Raymond’s legal counsel Rex JMA Fernandez is optimistic about the results of the fact-finding mission. “What Raymond said (about their abduction and killings) was proven today. Moreover, there was deliberate purpose to sanitize the burial place. If you take a closer look, the camp was big. It was not cursory but a protracted occupation of the place (by the military). That Palparan was involved in the tortures would be validated by these findings. Even if the military would try to undermine the results of this mission, Raymond is a very credible witness,” the lawyer explained.

Fernandez added that he wants the area declared a crime site. “I think they should continue digging and investigating. They should also interview the locals,” he said.

The mission ends, the quest for justice continues

Cris Hizarsa summed it up for the relatives.  “Katulad ng ibang mga pamilyang naghahanap, umaasa akong hindi kasama ang asawa ko sa mga pinatay dito.  Yun ang pag-asa ko at ng mga anak ko.  Sana, yun ang regalong maiuuwi ko sa kaarawan ni Shara.” (“Like the other relatives of the victims, my family and I hope my husband was not one of those killed here.  I hope that is the news I bring home to my daughter Shara for her birthday.”)

Manalo breaks down at the spot where Manuel Merino was murdered by Philippine Army soldiers under the command of Gen. Palparan.

Before dusk of the second day, all the holes were backfilled as the mission camp was being dismantled. Raymond Manalo then walked one last time to the gravesite, accompanied by the Karapatan team and Dr Datar.  The CHR team chose not to join them.  Fr. Dionito Cabillas led the prayers while the mission members joined hands around the makeshift grave.  After the prayers, shouts of “Justice!” rang several times.

Then everyone broke down.  Copious tears flowed on Raymond’s scarred face, his shoulders askew in physical and emotional pain.  The chests of relatives of the forcibly disappeared heaved in grief while Datar’s own eyes were moist and red.

As the sun was setting behind Mt Samat the mission members walked away from the grave now looking more desolate with the weak flicker of candles amid the creeping darkness.  Finally, Raymond turned his back on the site where Manuel Merino was killed, leaving the wild flowers to bloom in a land that has seen such horror finally coming to light. (More photos of the fact-finding mission here.)

 

 

 

#BabaeAko to hold AMaSONA protest on July 23

By April Burcer

The #BabaeAko campaign announced a protest march on July 23 dubbed AMaSONA (Anti-Misogyny Activists sa SONA) to declare their stand against sexism, misogyny and other acts of injustices.

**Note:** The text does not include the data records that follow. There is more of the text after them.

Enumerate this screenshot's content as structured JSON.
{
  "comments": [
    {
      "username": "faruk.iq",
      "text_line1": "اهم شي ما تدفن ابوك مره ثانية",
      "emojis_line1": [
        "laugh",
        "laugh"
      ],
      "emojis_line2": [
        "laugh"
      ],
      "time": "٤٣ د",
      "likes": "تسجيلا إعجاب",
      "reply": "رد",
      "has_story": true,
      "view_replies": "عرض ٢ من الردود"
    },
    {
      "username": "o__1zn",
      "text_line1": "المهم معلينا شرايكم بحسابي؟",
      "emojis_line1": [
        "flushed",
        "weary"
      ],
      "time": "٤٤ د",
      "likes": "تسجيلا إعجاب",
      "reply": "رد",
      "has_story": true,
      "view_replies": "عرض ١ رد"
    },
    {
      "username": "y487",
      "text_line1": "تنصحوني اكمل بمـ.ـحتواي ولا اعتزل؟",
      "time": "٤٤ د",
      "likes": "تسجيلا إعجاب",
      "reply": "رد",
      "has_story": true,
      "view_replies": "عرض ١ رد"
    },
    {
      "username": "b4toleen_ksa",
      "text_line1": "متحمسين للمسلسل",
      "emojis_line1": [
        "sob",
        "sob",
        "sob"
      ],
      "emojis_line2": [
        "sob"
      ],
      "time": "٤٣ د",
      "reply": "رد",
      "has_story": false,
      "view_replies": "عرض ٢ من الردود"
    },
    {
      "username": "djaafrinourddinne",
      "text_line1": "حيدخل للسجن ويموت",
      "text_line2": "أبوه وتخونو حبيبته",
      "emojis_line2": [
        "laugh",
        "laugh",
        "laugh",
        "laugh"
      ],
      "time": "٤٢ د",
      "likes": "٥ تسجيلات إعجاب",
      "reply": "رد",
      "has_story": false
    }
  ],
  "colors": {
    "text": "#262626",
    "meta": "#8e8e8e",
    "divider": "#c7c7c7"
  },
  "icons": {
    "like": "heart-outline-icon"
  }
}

The announcement was made by a panel composed of Jean Enriquez of World March of Women, actor Mae Paner, Norma Dollaga of Association of Women in Theology, Gert Libang of Gabriela and Anelle Sabanal of Christians for Life and Dignity at a press conference in Bantayog ng mga Bayani Friday morning.

The panel shared women’s issues including the effect of the government’s cancellation of the peace talks with the National Democratic Front of the Philippines on women, prostitution, attacks and harassment on activist women, price increases and the suffering of women the ongoing extra-judicial killings.

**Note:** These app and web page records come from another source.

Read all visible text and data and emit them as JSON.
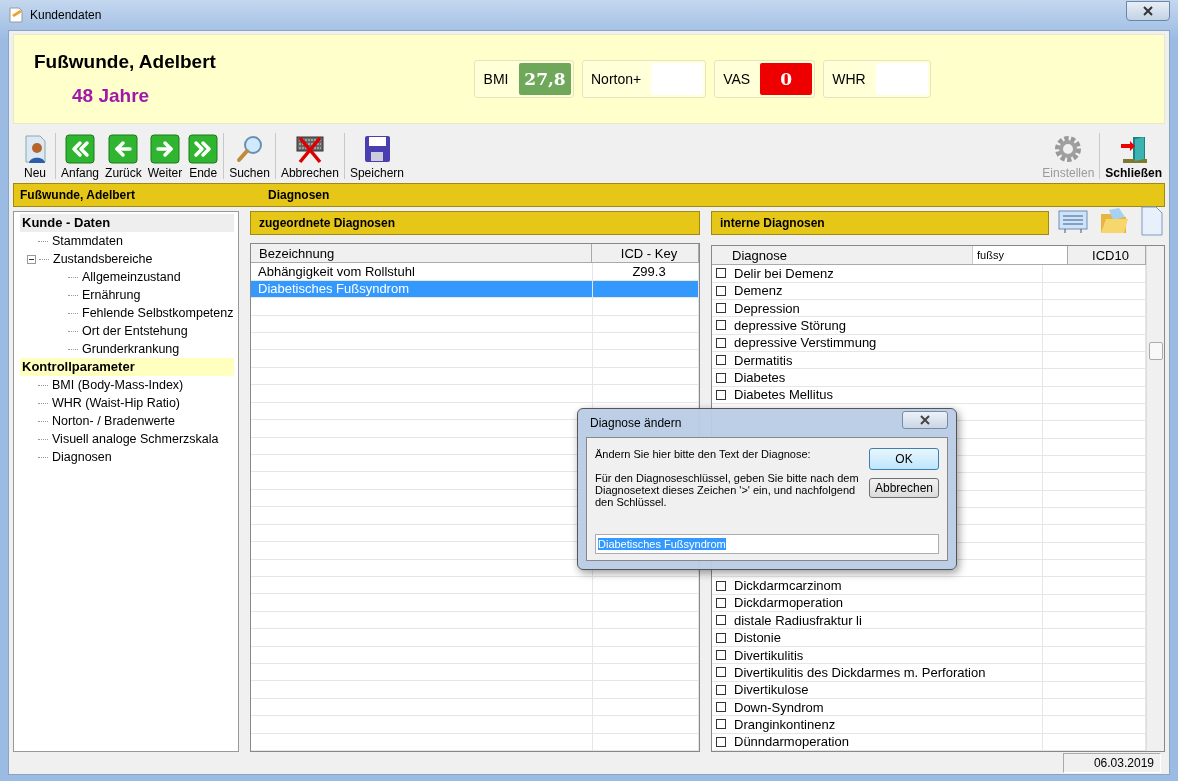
{
  "window": {
    "title": "Kundendaten"
  },
  "patient": {
    "name": "Fußwunde, Adelbert",
    "age": "48 Jahre"
  },
  "metrics": [
    {
      "label": "BMI",
      "value": "27,8",
      "color": "#6fa85a"
    },
    {
      "label": "Norton+",
      "color": "#ffffff"
    },
    {
      "label": "VAS",
      "value": "0",
      "color": "#ee0000"
    },
    {
      "label": "WHR",
      "color": "#ffffff"
    }
  ],
  "toolbar": {
    "left": [
      {
        "label": "Neu",
        "disabled": false
      },
      {
        "label": "Anfang",
        "disabled": false
      },
      {
        "label": "Zurück",
        "disabled": false
      },
      {
        "label": "Weiter",
        "disabled": false
      },
      {
        "label": "Ende",
        "disabled": false
      },
      {
        "label": "Suchen",
        "disabled": false
      },
      {
        "label": "Abbrechen",
        "disabled": false
      },
      {
        "label": "Speichern",
        "disabled": false
      }
    ],
    "right": [
      {
        "label": "Einstellen",
        "disabled": true
      },
      {
        "label": "Schließen",
        "disabled": false
      }
    ]
  },
  "context_bar": {
    "patient": "Fußwunde,  Adelbert",
    "section": "Diagnosen"
  },
  "tree": [
    {
      "label": "Kunde - Daten",
      "selected": false,
      "children": [
        {
          "label": "Stammdaten"
        },
        {
          "label": "Zustandsbereiche",
          "expanded": true,
          "children": [
            {
              "label": "Allgemeinzustand"
            },
            {
              "label": "Ernährung"
            },
            {
              "label": "Fehlende Selbstkompetenz"
            },
            {
              "label": "Ort der Entstehung"
            },
            {
              "label": "Grunderkrankung"
            }
          ]
        }
      ]
    },
    {
      "label": "Kontrollparameter",
      "selected": true,
      "children": [
        {
          "label": "BMI (Body-Mass-Index)"
        },
        {
          "label": "WHR (Waist-Hip Ratio)"
        },
        {
          "label": "Norton- / Bradenwerte"
        },
        {
          "label": "Visuell analoge Schmerzskala"
        },
        {
          "label": "Diagnosen"
        }
      ]
    }
  ],
  "assigned": {
    "title": "zugeordnete Diagnosen",
    "columns": [
      "Bezeichnung",
      "ICD - Key"
    ],
    "rows": [
      {
        "name": "Abhängigkeit vom Rollstuhl",
        "key": "Z99.3",
        "selected": false
      },
      {
        "name": "Diabetisches Fußsyndrom",
        "selected": true
      }
    ]
  },
  "internal": {
    "title": "interne Diagnosen",
    "columns": [
      "Diagnose",
      "ICD10"
    ],
    "filter": "fußsy",
    "rows": [
      {
        "label": "Delir bei Demenz",
        "checked": false
      },
      {
        "label": "Demenz",
        "checked": false
      },
      {
        "label": "Depression",
        "checked": false
      },
      {
        "label": "depressive Störung",
        "checked": false
      },
      {
        "label": "depressive Verstimmung",
        "checked": false
      },
      {
        "label": "Dermatitis",
        "checked": false
      },
      {
        "label": "Diabetes",
        "checked": false
      },
      {
        "label": "Diabetes Mellitus",
        "checked": false
      }
    ],
    "rows_below_dialog": [
      {
        "label": "Dickdarmcarzinom",
        "checked": false
      },
      {
        "label": "Dickdarmoperation",
        "checked": false
      },
      {
        "label": "distale Radiusfraktur li",
        "checked": false
      },
      {
        "label": "Distonie",
        "checked": false
      },
      {
        "label": "Divertikulitis",
        "checked": false
      },
      {
        "label": "Divertikulitis des Dickdarmes m. Perforation",
        "checked": false
      },
      {
        "label": "Divertikulose",
        "checked": false
      },
      {
        "label": "Down-Syndrom",
        "checked": false
      },
      {
        "label": "Dranginkontinenz",
        "checked": false
      },
      {
        "label": "Dünndarmoperation",
        "checked": false
      }
    ]
  },
  "dialog": {
    "title": "Diagnose ändern",
    "prompt": "Ändern Sie hier bitte den Text der Diagnose:",
    "hint": "Für den Diagnoseschlüssel, geben Sie bitte nach dem Diagnosetext dieses Zeichen '>' ein, und nachfolgend den Schlüssel.",
    "value": "Diabetisches Fußsyndrom",
    "buttons": [
      {
        "label": "OK",
        "default": true
      },
      {
        "label": "Abbrechen",
        "default": false
      }
    ]
  },
  "status_bar": {
    "date": "06.03.2019"
  }
}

The #BabaeAko movement, which started as a social media campaign to denounce attacks and abuses against women they said are led by President Rodrigo Duterte himself.

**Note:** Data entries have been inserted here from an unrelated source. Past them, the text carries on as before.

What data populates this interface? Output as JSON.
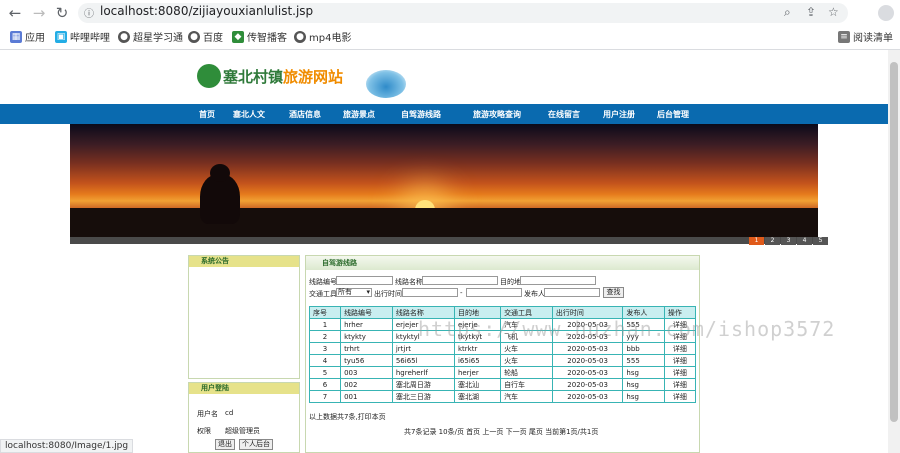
{
  "browser": {
    "url": "localhost:8080/zijiayouxianlulist.jsp",
    "bookmarks": [
      "应用",
      "哔哩哔哩",
      "超星学习通",
      "百度",
      "传智播客",
      "mp4电影"
    ],
    "reading_list": "阅读清单"
  },
  "site": {
    "title_prefix": "塞北村镇",
    "title_suffix": "旅游网站",
    "nav": [
      "首页",
      "塞北人文",
      "酒店信息",
      "旅游景点",
      "自驾游线路",
      "旅游攻略查询",
      "在线留言",
      "用户注册",
      "后台管理"
    ],
    "banner_pages": [
      "1",
      "2",
      "3",
      "4",
      "5"
    ]
  },
  "sidebar": {
    "notice_title": "系统公告",
    "login_title": "用户登陆",
    "username_label": "用户名",
    "username_value": "cd",
    "role_label": "权限",
    "role_value": "超级管理员",
    "logout": "退出",
    "profile": "个人后台"
  },
  "main": {
    "title": "自驾游线路",
    "search": {
      "route_no_label": "线路编号",
      "route_name_label": "线路名称",
      "dest_label": "目的地",
      "transport_label": "交通工具",
      "transport_value": "所有",
      "time_label": "出行时间",
      "publisher_label": "发布人",
      "search_btn": "查找"
    },
    "columns": [
      "序号",
      "线路编号",
      "线路名称",
      "目的地",
      "交通工具",
      "出行时间",
      "发布人",
      "操作"
    ],
    "rows": [
      [
        "1",
        "hrher",
        "erjejer",
        "ejerje",
        "汽车",
        "2020-05-03",
        "555",
        "详细"
      ],
      [
        "2",
        "ktykty",
        "ktyktyl",
        "tkytkyt",
        "飞机",
        "2020-05-03",
        "yyy",
        "详细"
      ],
      [
        "3",
        "trhrt",
        "jrtjrt",
        "ktrktr",
        "火车",
        "2020-05-03",
        "bbb",
        "详细"
      ],
      [
        "4",
        "tyu56",
        "56i65l",
        "i65i65",
        "火车",
        "2020-05-03",
        "555",
        "详细"
      ],
      [
        "5",
        "003",
        "hgreherlf",
        "herjer",
        "轮船",
        "2020-05-03",
        "hsg",
        "详细"
      ],
      [
        "6",
        "002",
        "塞北周日游",
        "塞北汕",
        "自行车",
        "2020-05-03",
        "hsg",
        "详细"
      ],
      [
        "7",
        "001",
        "塞北三日游",
        "塞北湖",
        "汽车",
        "2020-05-03",
        "hsg",
        "详细"
      ]
    ],
    "summary": "以上数据共7条,打印本页",
    "pagination": "共7条记录 10条/页 首页 上一页 下一页 尾页 当前第1页/共1页"
  },
  "watermark": "https://www.huzhan.com/ishop3572",
  "status_url": "localhost:8080/Image/1.jpg"
}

The campaign launched in May has since grown to become one of the most influential people on the internet according to a recent Time Magazine article.

Senator Leila de Lima, jailed by the Duterte government in what many say is an act of vengeance, expressed her support to the movement.

“To my fellow #AMaSONA, as women and leaders, we have a lot on our plate –not just in the fight against misogyny, but also in addressing other issues of today,” de Lima said in a statement read at the forum.

“I am calling not only on the women but also to the Filipino people who value our freedom and democracy to stand against these attacks and to help our fellow citizens who were tricked into believing Duterte’s lies,” her message read.

The AMaSONA march will join the United People’s SONA on the day of President Duterte’s third State of the Nation Address. #